no coordinates recorded
A small, highly weathered (W3/4), but complete stone, weighing 196 g was purchased in M'hamid, Morocco and given the name Northwest Africa 595. Northwest Africa 595 is an olivine-rich achondrite with subchondritic chemistry and mineralogy, and despite some anomalous features like more magnesian silicates, has been grouped by some with the brachinites. Its matrix constituents include minor troilite and chromite.

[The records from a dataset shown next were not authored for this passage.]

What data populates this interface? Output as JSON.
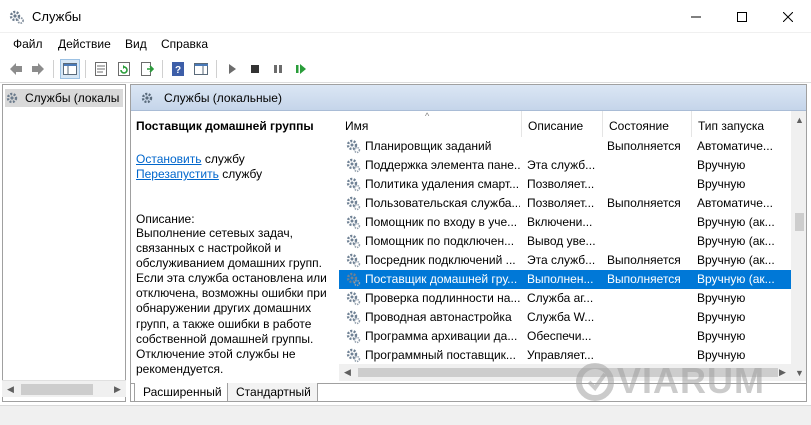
{
  "window": {
    "title": "Службы",
    "app_icon": "services-gear-icon",
    "controls": [
      "minimize-icon",
      "maximize-icon",
      "close-icon"
    ]
  },
  "menu": [
    "Файл",
    "Действие",
    "Вид",
    "Справка"
  ],
  "toolbar": {
    "icons": [
      "back-arrow-icon",
      "forward-arrow-icon",
      "show-tree-icon",
      "properties-icon",
      "refresh-icon",
      "export-list-icon",
      "help-icon",
      "action-pane-icon",
      "start-service-icon",
      "stop-service-icon",
      "pause-service-icon",
      "restart-service-icon"
    ]
  },
  "tree": {
    "item_label": "Службы (локалы"
  },
  "right_header": {
    "title": "Службы (локальные)"
  },
  "details": {
    "service_title": "Поставщик домашней группы",
    "stop_link": "Остановить",
    "stop_suffix": " службу",
    "restart_link": "Перезапустить",
    "restart_suffix": " службу",
    "description_label": "Описание:",
    "description_text": "Выполнение сетевых задач, связанных с настройкой и обслуживанием домашних групп. Если эта служба остановлена или отключена, возможны ошибки при обнаружении других домашних групп, а также ошибки в работе собственной домашней группы. Отключение этой службы не рекомендуется."
  },
  "columns": {
    "name": "Имя",
    "description": "Описание",
    "state": "Состояние",
    "startup": "Тип запуска"
  },
  "services": [
    {
      "name": "Планировщик заданий",
      "description": "",
      "state": "Выполняется",
      "startup": "Автоматиче..."
    },
    {
      "name": "Поддержка элемента пане...",
      "description": "Эта служб...",
      "state": "",
      "startup": "Вручную"
    },
    {
      "name": "Политика удаления смарт...",
      "description": "Позволяет...",
      "state": "",
      "startup": "Вручную"
    },
    {
      "name": "Пользовательская служба...",
      "description": "Позволяет...",
      "state": "Выполняется",
      "startup": "Автоматиче..."
    },
    {
      "name": "Помощник по входу в уче...",
      "description": "Включени...",
      "state": "",
      "startup": "Вручную (ак..."
    },
    {
      "name": "Помощник по подключен...",
      "description": "Вывод уве...",
      "state": "",
      "startup": "Вручную (ак..."
    },
    {
      "name": "Посредник подключений ...",
      "description": "Эта служб...",
      "state": "Выполняется",
      "startup": "Вручную (ак..."
    },
    {
      "name": "Поставщик домашней гру...",
      "description": "Выполнен...",
      "state": "Выполняется",
      "startup": "Вручную (ак...",
      "selected": true
    },
    {
      "name": "Проверка подлинности на...",
      "description": "Служба аг...",
      "state": "",
      "startup": "Вручную"
    },
    {
      "name": "Проводная автонастройка",
      "description": "Служба W...",
      "state": "",
      "startup": "Вручную"
    },
    {
      "name": "Программа архивации да...",
      "description": "Обеспечи...",
      "state": "",
      "startup": "Вручную"
    },
    {
      "name": "Программный поставщик...",
      "description": "Управляет...",
      "state": "",
      "startup": "Вручную"
    }
  ],
  "tabs": [
    "Расширенный",
    "Стандартный"
  ],
  "active_tab": "Расширенный",
  "watermark": "VIARUM",
  "colors": {
    "selection": "#0078d7",
    "link": "#0066cc",
    "header_gradient_top": "#dbe6f4",
    "header_gradient_bottom": "#c5d5ea"
  }
}
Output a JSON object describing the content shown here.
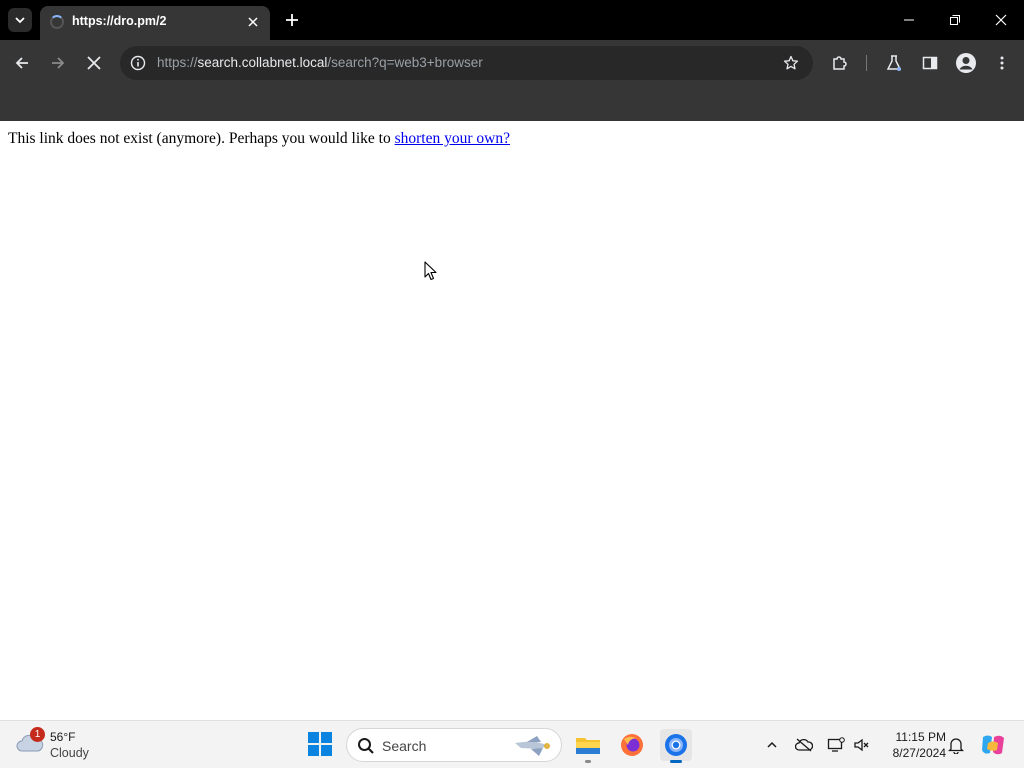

The brachinite group consists of chemically and mineralogically diverse members. A study of NWA 595 by Irving et al. (2005) revealed an anomalous mineral composition and an O-isotopic composition that plots away from the brachinite group. However, in a followup O-isotopic analysis and petrographic study incorporating a more thorough acid-washing procedure, Irving and Rumble III (2006) did show that NWA 595 is both isotopically and petrologically similar to the brachinite NWA 3151, as well as to the primitive achondrite NWA 4042. The Fe-Mn-Mg relations of NWA 595 olivine show correlations to other brachinites, and as found in many brachinites, fine-grained assemblages of orthopyroxene and opaques lining olivine grain boundaries are present throughout (Goodrich, 2010). At the same time, these three Saharan meteorites have more positive O-isotopic values than Brachina. In their concluding statement (Irving and Rumble III, 2006 MetSoc #5288) they suggest that "if all these specimens (including Brachina) derive from the same parent body, then it must be isotopically quite heterogeneous."
This study and a study by Greenwood et al. (2007) both revealed a disparity in O-isotopes between Brachina and some Saharan brachinites, which is consistent with an origin for these Saharan brachinites on a parent body separate from that of Brachina. Other evidence supports such a multiple parent body scenario: some brachinite members exhibit characteristics of primitive achondrites, i.e., have near-chondritic compositions, while others appear to have experienced igneous fractionation with element depletions and contain melt inclusions in olivine. Evidence is also ambiguous among brachinites as to whether they represent cumulates or metamorphic processes. It could be inferred that this varied group represents a diversity of petrogenetic models representing more than a single parent body. However, it is also plausible that the isotopically and petrologically diverse suite of brachinites originated on a very heterogeneous common parent body. If the latter viewpoint is true, then the range of the brachinite group might be too narrowly defined, and perhaps some of the brachinite-like primitive achondrites are also genetically related.
According to published studies, several factors indicate that NWA 595 and similar brachinite-like achondrites may not be members of the brachinite group. Despite its similarities to the brachinites in chemical composition and Xe-isotopic ratios, the O-isotopic ratios of NWA 595 plot outside of the brachinite field towards the TFL. In addition, FeO/MnO ratios of both olivine and clinopyroxene are lower than for typical brachinites and plot outside of the brachinite field. Moreover, NWA 595 contains more magnesian olivine, lacks plagioclase (along with ALH 84025 and Eagles Nest), and contains more orthopyroxene than is typically found in brachinites, 10 × the next highest abundance in Hughes 026. The brachinite-like MIL 090206 has similar abundances of opx and magnesian olivine to NWA 595 (Goodrich et al., 2012). Moreover, through studies of highly siderophile element (HSE) abundances, and upon examining the metal-sulfide segregation processes, it was determined by Day et al. (2012) that NWA 595 and similar brachinite-like achondrites were not likely genetically related (i.e. from the same parent body) to brachinites, but rather, originated on similar volatile-rich, oxidized, chondritic precursor asteroids while experiencing similar petrologic processes during their formation history. The measured HSE abundances are consistent with a partially melted parent body in which heating from short-lived radionuclides came to a halt before a core was fully formed.
A transmitted light view of a petrographic thin section of NWA 595 can be seen on John Kashuba's page. The specimen of NWA 595 shown above is a 0.81 g partial slice.